University of Massachusetts Amherst School of Public Health and Health Sciences associate professor of biostatistics Dr. Nicholas Reich will receive up to $3 million in funding over the next five years from the U.S. Centers for Disease Control and Prevention (CDC) to operate a UMass-based CDC Influenza Forecasting Center of Excellence, one of two in the nation. Dr. Reich, whose FluSight Network has produced some of the world’s most accurate models in recent years, leads a team that will work closely with the CDC, identifying new methods and data sources to sharpen the accuracy and improve communication of seasonal and pandemic flu forecasts.

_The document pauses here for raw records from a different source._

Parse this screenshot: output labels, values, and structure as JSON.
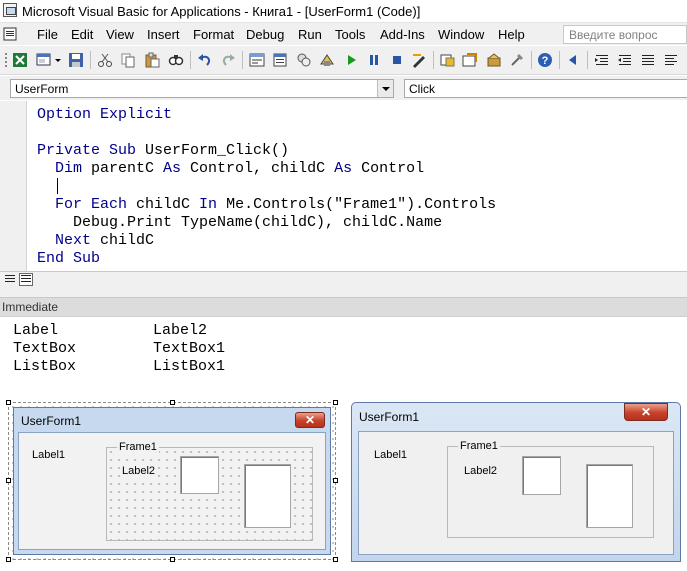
{
  "window": {
    "title": "Microsoft Visual Basic for Applications - Книга1 - [UserForm1 (Code)]"
  },
  "menu": {
    "items": [
      "File",
      "Edit",
      "View",
      "Insert",
      "Format",
      "Debug",
      "Run",
      "Tools",
      "Add-Ins",
      "Window",
      "Help"
    ],
    "help_placeholder": "Введите вопрос"
  },
  "toolbar": {
    "icons": [
      "view-excel-icon",
      "insert-userform-icon",
      "save-icon",
      "cut-icon",
      "copy-icon",
      "paste-icon",
      "find-icon",
      "undo-icon",
      "redo-icon",
      "run-sub-icon",
      "break-icon",
      "reset-icon",
      "design-mode-icon",
      "project-explorer-icon",
      "properties-icon",
      "object-browser-icon",
      "toolbox-icon",
      "help-icon",
      "back-icon",
      "indent-icon",
      "outdent-icon",
      "list-icon"
    ]
  },
  "combos": {
    "object": "UserForm",
    "procedure": "Click"
  },
  "code": {
    "lines": [
      [
        {
          "t": "Option Explicit",
          "k": true
        }
      ],
      [],
      [
        {
          "t": "Private Sub ",
          "k": true
        },
        {
          "t": "UserForm_Click()",
          "k": false
        }
      ],
      [
        {
          "t": "  Dim ",
          "k": true
        },
        {
          "t": "parentC ",
          "k": false
        },
        {
          "t": "As ",
          "k": true
        },
        {
          "t": "Control, childC ",
          "k": false
        },
        {
          "t": "As ",
          "k": true
        },
        {
          "t": "Control",
          "k": false
        }
      ],
      [],
      [
        {
          "t": "  For Each ",
          "k": true
        },
        {
          "t": "childC ",
          "k": false
        },
        {
          "t": "In ",
          "k": true
        },
        {
          "t": "Me.Controls(\"Frame1\").Controls",
          "k": false
        }
      ],
      [
        {
          "t": "    Debug.Print ",
          "k": false
        },
        {
          "t": "TypeName(childC), childC.Name",
          "k": false
        }
      ],
      [
        {
          "t": "  Next ",
          "k": true
        },
        {
          "t": "childC",
          "k": false
        }
      ],
      [
        {
          "t": "End Sub",
          "k": true
        }
      ]
    ]
  },
  "immediate": {
    "title": "Immediate",
    "rows": [
      {
        "type": "Label",
        "name": "Label2"
      },
      {
        "type": "TextBox",
        "name": "TextBox1"
      },
      {
        "type": "ListBox",
        "name": "ListBox1"
      }
    ]
  },
  "designer_form": {
    "title": "UserForm1",
    "frame_caption": "Frame1",
    "label1": "Label1",
    "label2": "Label2",
    "close_glyph": "✕"
  },
  "runtime_form": {
    "title": "UserForm1",
    "frame_caption": "Frame1",
    "label1": "Label1",
    "label2": "Label2",
    "close_glyph": "✕"
  },
  "colors": {
    "keyword": "#00008b",
    "window_border": "#c7d9ee",
    "close_button": "#c7412b"
  }
}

Each year since 2010, influenza has caused between 9 million and 43 million illnesses in the U.S., hospitalized between 140,000 and 960,000 and claimed the lives of between 12,000 and 79,000 people, according to the CDC. These new predictive tools could more effectively target the public health response to a potential flu outbreak, helping to determine the timing for vaccine campaigns, as well as allocating antiviral medications. They could also help hospitals make the most efficient staffing decisions.
In recent years, flu forecasters have spread a wide net for their models, using Google search trends, HealthTweets and other nontraditional sources of information. “There is quite a bit of data floating around that aren’t part of the public health data record,” Dr. Reich says. “These data help us understand what’s happening right now and make more accurate projections.”
Dr. Reich’s group uses ensemble methodology, incorporating 21 models in an open platform that shares data and coding to maximize forecasting capabilities. “Pooling the strength of many models together, collaboratively with multiple teams, results in a more consistent and more accurate forecast,” he explains.Tags: Friday Letter Submission, Publish on October 18